The state of the European financial crises took another hit in the first week of August as Fitch Ratings downgraded the debt rating of Slovenia, making it the sixth member of the Euro region (following Greece, Ireland, Portugal, Spain, and Cyprus) to experience major credit hits. The reason for the Slovenia debt rating cut by Fitch has much to do with the nation’s banks and their available capital, saying that too little access to cash sunk the Balkans-bordering nation from staying at “A” level. As such, Slovenia’s debt has been downgraded to “A-” level with a negative outlook. The S&P rating, by contrast, was cut down to “A” on August 3rd, several steps below its highest grade of “A+”. These actions took a toll, as the cuts will be joining Moody’s downgrade of “Baa2”, only the second-lowest investment score available.
Fitch Ratings remarked that the inability of Slovenian banks to commence a recapitalization plan meant serious consequences for the national credit. Given that the nation has struggled in recent years to acquire funding and loans, it poses a major problem for the government should a national attempt at financial recapitalization be launched.

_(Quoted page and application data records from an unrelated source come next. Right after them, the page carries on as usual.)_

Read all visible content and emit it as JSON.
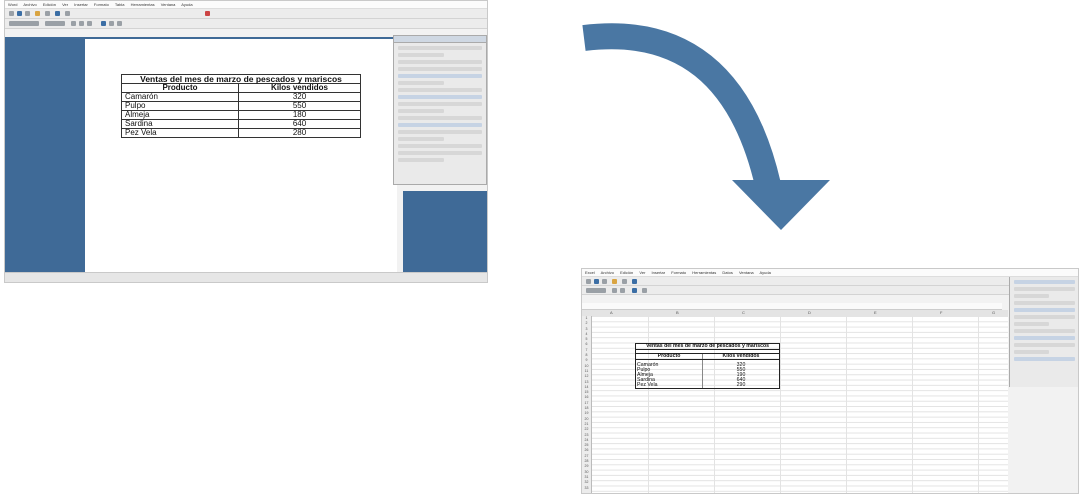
{
  "writer": {
    "menu": [
      "Word",
      "Archivo",
      "Edición",
      "Ver",
      "Insertar",
      "Formato",
      "Tabla",
      "Herramientas",
      "Ventana",
      "Ayuda"
    ],
    "table_title": "Ventas del mes de marzo de pescados y mariscos",
    "headers": [
      "Producto",
      "Kilos vendidos"
    ],
    "rows": [
      {
        "producto": "Camarón",
        "kilos": "320"
      },
      {
        "producto": "Pulpo",
        "kilos": "550"
      },
      {
        "producto": "Almeja",
        "kilos": "180"
      },
      {
        "producto": "Sardina",
        "kilos": "640"
      },
      {
        "producto": "Pez Vela",
        "kilos": "280"
      }
    ]
  },
  "calc": {
    "menu": [
      "Excel",
      "Archivo",
      "Edición",
      "Ver",
      "Insertar",
      "Formato",
      "Herramientas",
      "Datos",
      "Ventana",
      "Ayuda"
    ],
    "column_headers": [
      "A",
      "B",
      "C",
      "D",
      "E",
      "F",
      "G"
    ],
    "row_numbers": [
      "1",
      "2",
      "3",
      "4",
      "5",
      "6",
      "7",
      "8",
      "9",
      "10",
      "11",
      "12",
      "13",
      "14",
      "15",
      "16",
      "17",
      "18",
      "19",
      "20",
      "21",
      "22",
      "23",
      "24",
      "25",
      "26",
      "27",
      "28",
      "29",
      "30",
      "31",
      "32",
      "33"
    ],
    "table_title": "Ventas del mes de marzo de pescados y mariscos",
    "headers": [
      "Producto",
      "Kilos vendidos"
    ],
    "rows": [
      {
        "producto": "Camarón",
        "kilos": "320"
      },
      {
        "producto": "Pulpo",
        "kilos": "550"
      },
      {
        "producto": "Almeja",
        "kilos": "190"
      },
      {
        "producto": "Sardina",
        "kilos": "640"
      },
      {
        "producto": "Pez Vela",
        "kilos": "290"
      }
    ]
  },
  "colors": {
    "workspace_blue": "#3f6a97",
    "arrow": "#4a77a3"
  }
}
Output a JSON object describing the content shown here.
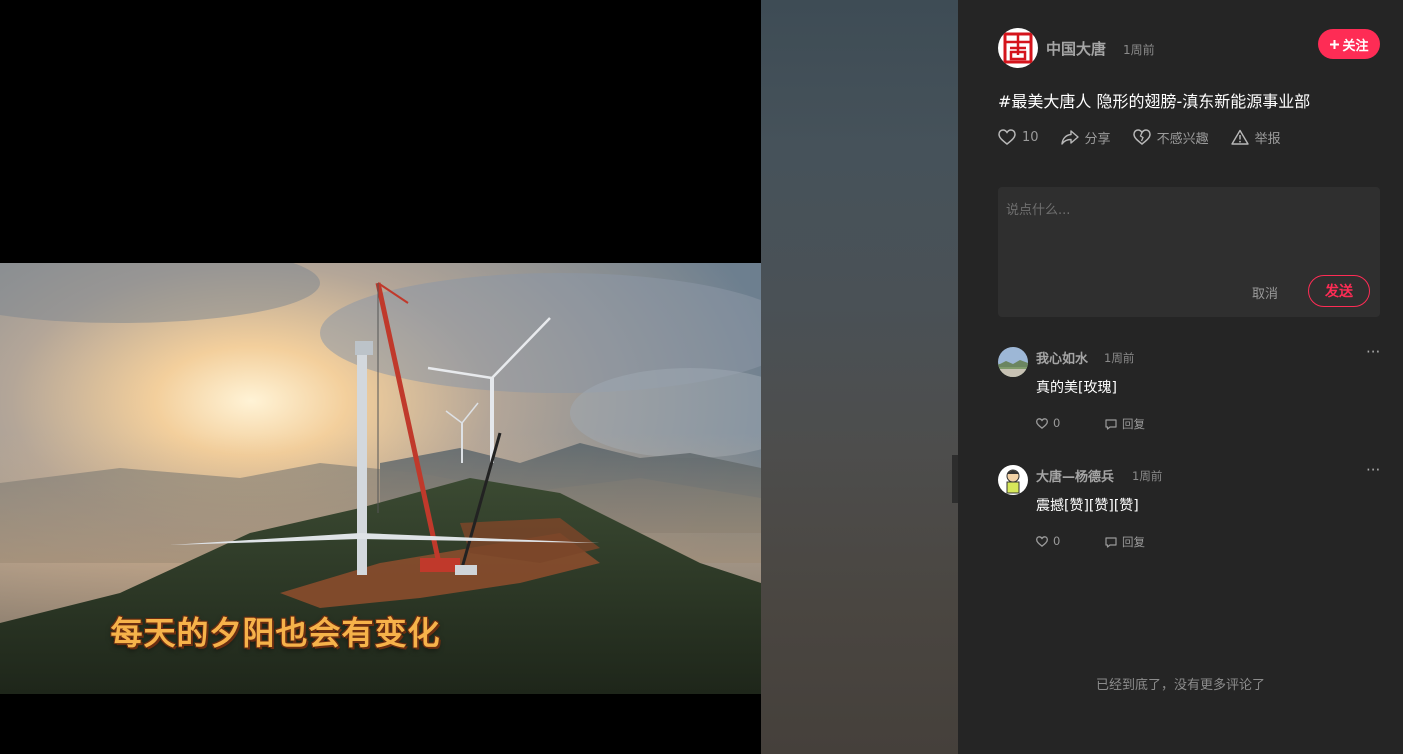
{
  "video": {
    "subtitle": "每天的夕阳也会有变化"
  },
  "author": {
    "name": "中国大唐",
    "time": "1周前",
    "avatar_icon": "datang-logo-icon",
    "follow_label": "关注"
  },
  "post": {
    "title": "#最美大唐人 隐形的翅膀-滇东新能源事业部"
  },
  "actions": {
    "like_count": "10",
    "share_label": "分享",
    "not_interested_label": "不感兴趣",
    "report_label": "举报"
  },
  "comment_box": {
    "placeholder": "说点什么...",
    "cancel_label": "取消",
    "send_label": "发送"
  },
  "comments": [
    {
      "user": "我心如水",
      "time": "1周前",
      "text": "真的美[玫瑰]",
      "likes": "0",
      "reply_label": "回复",
      "more_label": "···"
    },
    {
      "user": "大唐—杨德兵",
      "time": "1周前",
      "text": "震撼[赞][赞][赞]",
      "likes": "0",
      "reply_label": "回复",
      "more_label": "···"
    }
  ],
  "footer": {
    "end_text": "已经到底了，没有更多评论了"
  },
  "colors": {
    "accent": "#fe2c55",
    "panel_bg": "#252525",
    "subtitle": "#f6b24a"
  }
}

Somewhere between two and three billion Euros worth of currency would be needed to raise Slovenia’s credit rating, amounting to adding on approximately twenty percent of the nation’s GDP to its existing national debt. While Slovenia’s debt is relatively low at less than fifty percent of its GDP, further credit issues threaten its health if no financing can be made available. Without the ability to borrow at
Like many other have-not nations within the Eurozone, a relatively small labor force puts them at a disadvantage when competing with the larger economies, especially their neighbors of Austria and Italy. Slovenia’s economy depends on exports above all else but their current trade deficit has resulted in a contracting economy, shrinking by more than one percent in 2012. European markets are less interested in Slovenian goods given their own respective debts and banking concerns, while secondary industries (such as tourism) are not lucrative enough to make up the difference. Though the nation is on a per-capita basis one of the richest in the entire European continent, the threat of a debt rating downgrade will leave the nation struggling to regain a good credit rating in order to attract investors who, at this time, have little reason to put their money in the nation’s banks.